◆ ASSIGNMENT:
Extract each line from the entries below that has the string "label" in it.

◆ MATERIAL PROVIDED:
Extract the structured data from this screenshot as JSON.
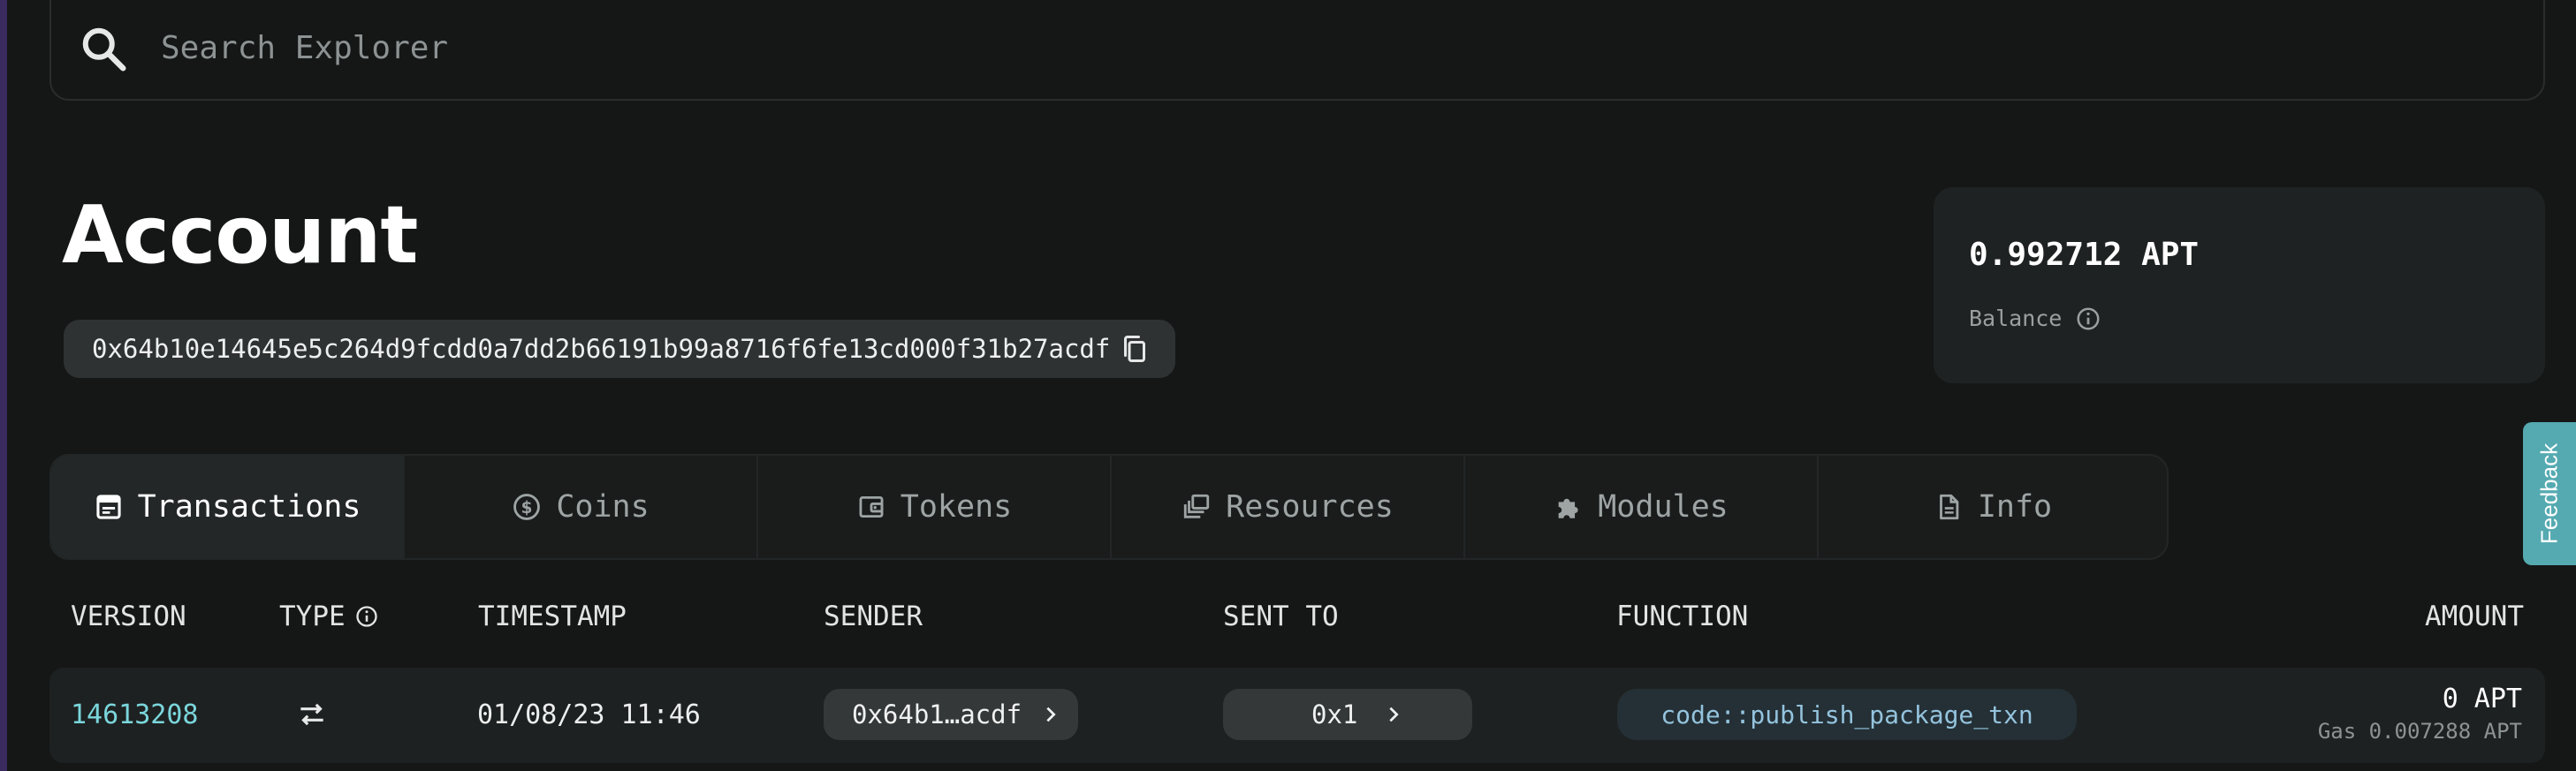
{
  "search": {
    "placeholder": "Search Explorer",
    "icon": "search-icon"
  },
  "account": {
    "title": "Account",
    "address": "0x64b10e14645e5c264d9fcdd0a7dd2b66191b99a8716f6fe13cd000f31b27acdf"
  },
  "balance": {
    "amount": "0.992712 APT",
    "label": "Balance"
  },
  "tabs": [
    {
      "label": "Transactions",
      "icon": "transactions-icon",
      "active": true
    },
    {
      "label": "Coins",
      "icon": "coin-icon",
      "active": false
    },
    {
      "label": "Tokens",
      "icon": "wallet-icon",
      "active": false
    },
    {
      "label": "Resources",
      "icon": "resources-icon",
      "active": false
    },
    {
      "label": "Modules",
      "icon": "puzzle-icon",
      "active": false
    },
    {
      "label": "Info",
      "icon": "document-icon",
      "active": false
    }
  ],
  "table": {
    "headers": {
      "version": "VERSION",
      "type": "TYPE",
      "timestamp": "TIMESTAMP",
      "sender": "SENDER",
      "sent_to": "SENT TO",
      "function": "FUNCTION",
      "amount": "AMOUNT"
    },
    "rows": [
      {
        "version": "14613208",
        "type_icon": "transfer-arrows-icon",
        "timestamp": "01/08/23 11:46",
        "sender": "0x64b1…acdf",
        "sent_to": "0x1",
        "function": "code::publish_package_txn",
        "amount": "0 APT",
        "gas": "Gas 0.007288 APT"
      }
    ]
  },
  "feedback": {
    "label": "Feedback"
  },
  "colors": {
    "accent": "#7ad6dc",
    "feedback": "#55aab1",
    "background": "#151717"
  }
}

◆ EXERCISE RESULT:
    "label": "Balance"
      "label": "Transactions",
      "label": "Coins",
      "label": "Tokens",
      "label": "Resources",
      "label": "Modules",
      "label": "Info",
    "label": "Feedback"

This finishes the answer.